Retype each line of the listing. Do not alter anything.

--- START ---

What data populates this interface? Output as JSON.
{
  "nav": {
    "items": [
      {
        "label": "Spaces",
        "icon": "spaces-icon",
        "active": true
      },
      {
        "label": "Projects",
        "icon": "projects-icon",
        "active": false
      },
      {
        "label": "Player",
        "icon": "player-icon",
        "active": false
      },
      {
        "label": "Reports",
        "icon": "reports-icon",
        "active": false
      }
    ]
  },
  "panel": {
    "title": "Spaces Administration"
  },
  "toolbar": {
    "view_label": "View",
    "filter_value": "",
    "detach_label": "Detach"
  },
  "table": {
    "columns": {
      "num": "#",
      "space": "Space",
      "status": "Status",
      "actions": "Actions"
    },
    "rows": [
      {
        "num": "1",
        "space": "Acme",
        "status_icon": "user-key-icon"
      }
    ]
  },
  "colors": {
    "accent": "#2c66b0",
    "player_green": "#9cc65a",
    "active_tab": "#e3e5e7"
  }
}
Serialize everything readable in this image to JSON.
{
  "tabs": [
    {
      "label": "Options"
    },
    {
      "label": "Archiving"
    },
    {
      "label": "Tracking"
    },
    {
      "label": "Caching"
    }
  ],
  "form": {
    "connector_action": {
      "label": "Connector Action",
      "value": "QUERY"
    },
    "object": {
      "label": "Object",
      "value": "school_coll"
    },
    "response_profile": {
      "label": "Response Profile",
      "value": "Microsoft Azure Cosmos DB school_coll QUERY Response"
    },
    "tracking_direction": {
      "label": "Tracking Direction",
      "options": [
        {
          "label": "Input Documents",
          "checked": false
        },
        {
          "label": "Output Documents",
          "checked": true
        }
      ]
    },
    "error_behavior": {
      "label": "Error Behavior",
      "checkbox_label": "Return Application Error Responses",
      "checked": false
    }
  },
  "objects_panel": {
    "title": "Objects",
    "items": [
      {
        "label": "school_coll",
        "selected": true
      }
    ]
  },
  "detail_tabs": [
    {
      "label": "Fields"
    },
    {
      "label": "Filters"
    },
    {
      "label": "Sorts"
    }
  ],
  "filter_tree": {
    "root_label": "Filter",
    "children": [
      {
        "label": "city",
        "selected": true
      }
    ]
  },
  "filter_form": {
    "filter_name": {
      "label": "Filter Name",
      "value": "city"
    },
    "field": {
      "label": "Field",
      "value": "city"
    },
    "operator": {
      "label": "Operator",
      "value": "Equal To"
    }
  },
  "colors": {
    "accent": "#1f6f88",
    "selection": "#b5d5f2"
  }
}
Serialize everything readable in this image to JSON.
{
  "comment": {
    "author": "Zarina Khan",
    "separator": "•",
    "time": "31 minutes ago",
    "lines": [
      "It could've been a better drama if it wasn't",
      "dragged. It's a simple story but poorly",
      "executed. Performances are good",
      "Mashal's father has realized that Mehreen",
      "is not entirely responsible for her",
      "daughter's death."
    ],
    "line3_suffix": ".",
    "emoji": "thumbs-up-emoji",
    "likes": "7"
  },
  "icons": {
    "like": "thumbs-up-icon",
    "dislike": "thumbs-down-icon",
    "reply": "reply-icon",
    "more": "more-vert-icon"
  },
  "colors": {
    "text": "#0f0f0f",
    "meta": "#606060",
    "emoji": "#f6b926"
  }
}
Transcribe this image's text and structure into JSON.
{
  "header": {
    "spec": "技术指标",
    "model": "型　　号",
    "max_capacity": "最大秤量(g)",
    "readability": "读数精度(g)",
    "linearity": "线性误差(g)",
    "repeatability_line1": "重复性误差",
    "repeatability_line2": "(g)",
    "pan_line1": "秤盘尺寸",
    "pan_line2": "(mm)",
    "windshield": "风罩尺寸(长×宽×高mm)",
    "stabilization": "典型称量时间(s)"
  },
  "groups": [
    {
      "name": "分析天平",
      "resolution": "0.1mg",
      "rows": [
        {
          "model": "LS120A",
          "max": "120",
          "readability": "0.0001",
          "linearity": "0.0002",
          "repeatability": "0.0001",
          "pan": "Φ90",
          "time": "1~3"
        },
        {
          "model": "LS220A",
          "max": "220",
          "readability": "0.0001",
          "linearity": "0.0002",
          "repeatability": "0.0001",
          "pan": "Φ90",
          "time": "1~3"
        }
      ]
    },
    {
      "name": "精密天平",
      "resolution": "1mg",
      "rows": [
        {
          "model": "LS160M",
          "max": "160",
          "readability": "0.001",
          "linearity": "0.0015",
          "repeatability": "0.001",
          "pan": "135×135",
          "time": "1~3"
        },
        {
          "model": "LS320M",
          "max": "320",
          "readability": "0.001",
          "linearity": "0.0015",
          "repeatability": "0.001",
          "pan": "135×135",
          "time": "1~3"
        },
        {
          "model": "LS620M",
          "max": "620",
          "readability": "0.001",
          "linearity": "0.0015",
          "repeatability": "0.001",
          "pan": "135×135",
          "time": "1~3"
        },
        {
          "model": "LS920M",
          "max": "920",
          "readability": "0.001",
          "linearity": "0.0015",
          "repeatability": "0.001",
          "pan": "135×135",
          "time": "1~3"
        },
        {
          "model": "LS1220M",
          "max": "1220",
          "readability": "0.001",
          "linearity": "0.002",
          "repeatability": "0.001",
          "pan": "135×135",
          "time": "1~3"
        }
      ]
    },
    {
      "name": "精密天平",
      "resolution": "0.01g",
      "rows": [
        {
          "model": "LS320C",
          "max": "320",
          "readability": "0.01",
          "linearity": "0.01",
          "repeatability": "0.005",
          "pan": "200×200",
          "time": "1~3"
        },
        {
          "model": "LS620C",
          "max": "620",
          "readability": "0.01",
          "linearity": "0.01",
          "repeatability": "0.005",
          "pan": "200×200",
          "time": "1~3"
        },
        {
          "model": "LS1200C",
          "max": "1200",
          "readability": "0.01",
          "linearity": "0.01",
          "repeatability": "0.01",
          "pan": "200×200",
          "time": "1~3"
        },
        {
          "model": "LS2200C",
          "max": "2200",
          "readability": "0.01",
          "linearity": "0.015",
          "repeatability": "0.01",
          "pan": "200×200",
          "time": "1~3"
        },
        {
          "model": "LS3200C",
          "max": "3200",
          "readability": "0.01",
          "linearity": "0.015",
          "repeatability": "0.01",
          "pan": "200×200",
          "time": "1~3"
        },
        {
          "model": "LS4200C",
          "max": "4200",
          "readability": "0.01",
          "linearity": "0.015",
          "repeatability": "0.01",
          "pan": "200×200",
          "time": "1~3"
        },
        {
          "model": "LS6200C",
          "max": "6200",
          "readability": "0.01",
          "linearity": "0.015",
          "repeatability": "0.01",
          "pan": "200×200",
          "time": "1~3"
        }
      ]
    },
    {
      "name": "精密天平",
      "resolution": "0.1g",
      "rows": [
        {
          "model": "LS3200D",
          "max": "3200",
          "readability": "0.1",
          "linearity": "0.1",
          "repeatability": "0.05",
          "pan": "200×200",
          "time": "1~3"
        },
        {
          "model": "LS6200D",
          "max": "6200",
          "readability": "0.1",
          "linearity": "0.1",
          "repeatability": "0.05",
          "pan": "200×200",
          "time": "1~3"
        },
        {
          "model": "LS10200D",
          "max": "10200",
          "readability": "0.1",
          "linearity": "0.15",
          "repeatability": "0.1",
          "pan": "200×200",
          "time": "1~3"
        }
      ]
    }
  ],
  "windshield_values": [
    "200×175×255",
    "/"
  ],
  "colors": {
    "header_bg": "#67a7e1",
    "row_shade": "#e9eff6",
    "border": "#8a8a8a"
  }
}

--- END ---

> _Written response_:
What data populates this interface? Output as JSON.
{
  "nav": {
    "items": [
      {
        "label": "Spaces",
        "icon": "spaces-icon",
        "active": true
      },
      {
        "label": "Projects",
        "icon": "projects-icon",
        "active": false
      },
      {
        "label": "Player",
        "icon": "player-icon",
        "active": false
      },
      {
        "label": "Reports",
        "icon": "reports-icon",
        "active": false
      }
    ]
  },
  "panel": {
    "title": "Spaces Administration"
  },
  "toolbar": {
    "view_label": "View",
    "filter_value": "",
    "detach_label": "Detach"
  },
  "table": {
    "columns": {
      "num": "#",
      "space": "Space",
      "status": "Status",
      "actions": "Actions"
    },
    "rows": [
      {
        "num": "1",
        "space": "Acme",
        "status_icon": "user-key-icon"
      }
    ]
  },
  "colors": {
    "accent": "#2c66b0",
    "player_green": "#9cc65a",
    "active_tab": "#e3e5e7"
  }
}
Serialize everything readable in this image to JSON.
{
  "tabs": [
    {
      "label": "Options"
    },
    {
      "label": "Archiving"
    },
    {
      "label": "Tracking"
    },
    {
      "label": "Caching"
    }
  ],
  "form": {
    "connector_action": {
      "label": "Connector Action",
      "value": "QUERY"
    },
    "object": {
      "label": "Object",
      "value": "school_coll"
    },
    "response_profile": {
      "label": "Response Profile",
      "value": "Microsoft Azure Cosmos DB school_coll QUERY Response"
    },
    "tracking_direction": {
      "label": "Tracking Direction",
      "options": [
        {
          "label": "Input Documents",
          "checked": false
        },
        {
          "label": "Output Documents",
          "checked": true
        }
      ]
    },
    "error_behavior": {
      "label": "Error Behavior",
      "checkbox_label": "Return Application Error Responses",
      "checked": false
    }
  },
  "objects_panel": {
    "title": "Objects",
    "items": [
      {
        "label": "school_coll",
        "selected": true
      }
    ]
  },
  "detail_tabs": [
    {
      "label": "Fields"
    },
    {
      "label": "Filters"
    },
    {
      "label": "Sorts"
    }
  ],
  "filter_tree": {
    "root_label": "Filter",
    "children": [
      {
        "label": "city",
        "selected": true
      }
    ]
  },
  "filter_form": {
    "filter_name": {
      "label": "Filter Name",
      "value": "city"
    },
    "field": {
      "label": "Field",
      "value": "city"
    },
    "operator": {
      "label": "Operator",
      "value": "Equal To"
    }
  },
  "colors": {
    "accent": "#1f6f88",
    "selection": "#b5d5f2"
  }
}
Serialize everything readable in this image to JSON.
{
  "comment": {
    "author": "Zarina Khan",
    "separator": "•",
    "time": "31 minutes ago",
    "lines": [
      "It could've been a better drama if it wasn't",
      "dragged. It's a simple story but poorly",
      "executed. Performances are good",
      "Mashal's father has realized that Mehreen",
      "is not entirely responsible for her",
      "daughter's death."
    ],
    "line3_suffix": ".",
    "emoji": "thumbs-up-emoji",
    "likes": "7"
  },
  "icons": {
    "like": "thumbs-up-icon",
    "dislike": "thumbs-down-icon",
    "reply": "reply-icon",
    "more": "more-vert-icon"
  },
  "colors": {
    "text": "#0f0f0f",
    "meta": "#606060",
    "emoji": "#f6b926"
  }
}
Transcribe this image's text and structure into JSON.
{
  "header": {
    "spec": "技术指标",
    "model": "型　　号",
    "max_capacity": "最大秤量(g)",
    "readability": "读数精度(g)",
    "linearity": "线性误差(g)",
    "repeatability_line1": "重复性误差",
    "repeatability_line2": "(g)",
    "pan_line1": "秤盘尺寸",
    "pan_line2": "(mm)",
    "windshield": "风罩尺寸(长×宽×高mm)",
    "stabilization": "典型称量时间(s)"
  },
  "groups": [
    {
      "name": "分析天平",
      "resolution": "0.1mg",
      "rows": [
        {
          "model": "LS120A",
          "max": "120",
          "readability": "0.0001",
          "linearity": "0.0002",
          "repeatability": "0.0001",
          "pan": "Φ90",
          "time": "1~3"
        },
        {
          "model": "LS220A",
          "max": "220",
          "readability": "0.0001",
          "linearity": "0.0002",
          "repeatability": "0.0001",
          "pan": "Φ90",
          "time": "1~3"
        }
      ]
    },
    {
      "name": "精密天平",
      "resolution": "1mg",
      "rows": [
        {
          "model": "LS160M",
          "max": "160",
          "readability": "0.001",
          "linearity": "0.0015",
          "repeatability": "0.001",
          "pan": "135×135",
          "time": "1~3"
        },
        {
          "model": "LS320M",
          "max": "320",
          "readability": "0.001",
          "linearity": "0.0015",
          "repeatability": "0.001",
          "pan": "135×135",
          "time": "1~3"
        },
        {
          "model": "LS620M",
          "max": "620",
          "readability": "0.001",
          "linearity": "0.0015",
          "repeatability": "0.001",
          "pan": "135×135",
          "time": "1~3"
        },
        {
          "model": "LS920M",
          "max": "920",
          "readability": "0.001",
          "linearity": "0.0015",
          "repeatability": "0.001",
          "pan": "135×135",
          "time": "1~3"
        },
        {
          "model": "LS1220M",
          "max": "1220",
          "readability": "0.001",
          "linearity": "0.002",
          "repeatability": "0.001",
          "pan": "135×135",
          "time": "1~3"
        }
      ]
    },
    {
      "name": "精密天平",
      "resolution": "0.01g",
      "rows": [
        {
          "model": "LS320C",
          "max": "320",
          "readability": "0.01",
          "linearity": "0.01",
          "repeatability": "0.005",
          "pan": "200×200",
          "time": "1~3"
        },
        {
          "model": "LS620C",
          "max": "620",
          "readability": "0.01",
          "linearity": "0.01",
          "repeatability": "0.005",
          "pan": "200×200",
          "time": "1~3"
        },
        {
          "model": "LS1200C",
          "max": "1200",
          "readability": "0.01",
          "linearity": "0.01",
          "repeatability": "0.01",
          "pan": "200×200",
          "time": "1~3"
        },
        {
          "model": "LS2200C",
          "max": "2200",
          "readability": "0.01",
          "linearity": "0.015",
          "repeatability": "0.01",
          "pan": "200×200",
          "time": "1~3"
        },
        {
          "model": "LS3200C",
          "max": "3200",
          "readability": "0.01",
          "linearity": "0.015",
          "repeatability": "0.01",
          "pan": "200×200",
          "time": "1~3"
        },
        {
          "model": "LS4200C",
          "max": "4200",
          "readability": "0.01",
          "linearity": "0.015",
          "repeatability": "0.01",
          "pan": "200×200",
          "time": "1~3"
        },
        {
          "model": "LS6200C",
          "max": "6200",
          "readability": "0.01",
          "linearity": "0.015",
          "repeatability": "0.01",
          "pan": "200×200",
          "time": "1~3"
        }
      ]
    },
    {
      "name": "精密天平",
      "resolution": "0.1g",
      "rows": [
        {
          "model": "LS3200D",
          "max": "3200",
          "readability": "0.1",
          "linearity": "0.1",
          "repeatability": "0.05",
          "pan": "200×200",
          "time": "1~3"
        },
        {
          "model": "LS6200D",
          "max": "6200",
          "readability": "0.1",
          "linearity": "0.1",
          "repeatability": "0.05",
          "pan": "200×200",
          "time": "1~3"
        },
        {
          "model": "LS10200D",
          "max": "10200",
          "readability": "0.1",
          "linearity": "0.15",
          "repeatability": "0.1",
          "pan": "200×200",
          "time": "1~3"
        }
      ]
    }
  ],
  "windshield_values": [
    "200×175×255",
    "/"
  ],
  "colors": {
    "header_bg": "#67a7e1",
    "row_shade": "#e9eff6",
    "border": "#8a8a8a"
  }
}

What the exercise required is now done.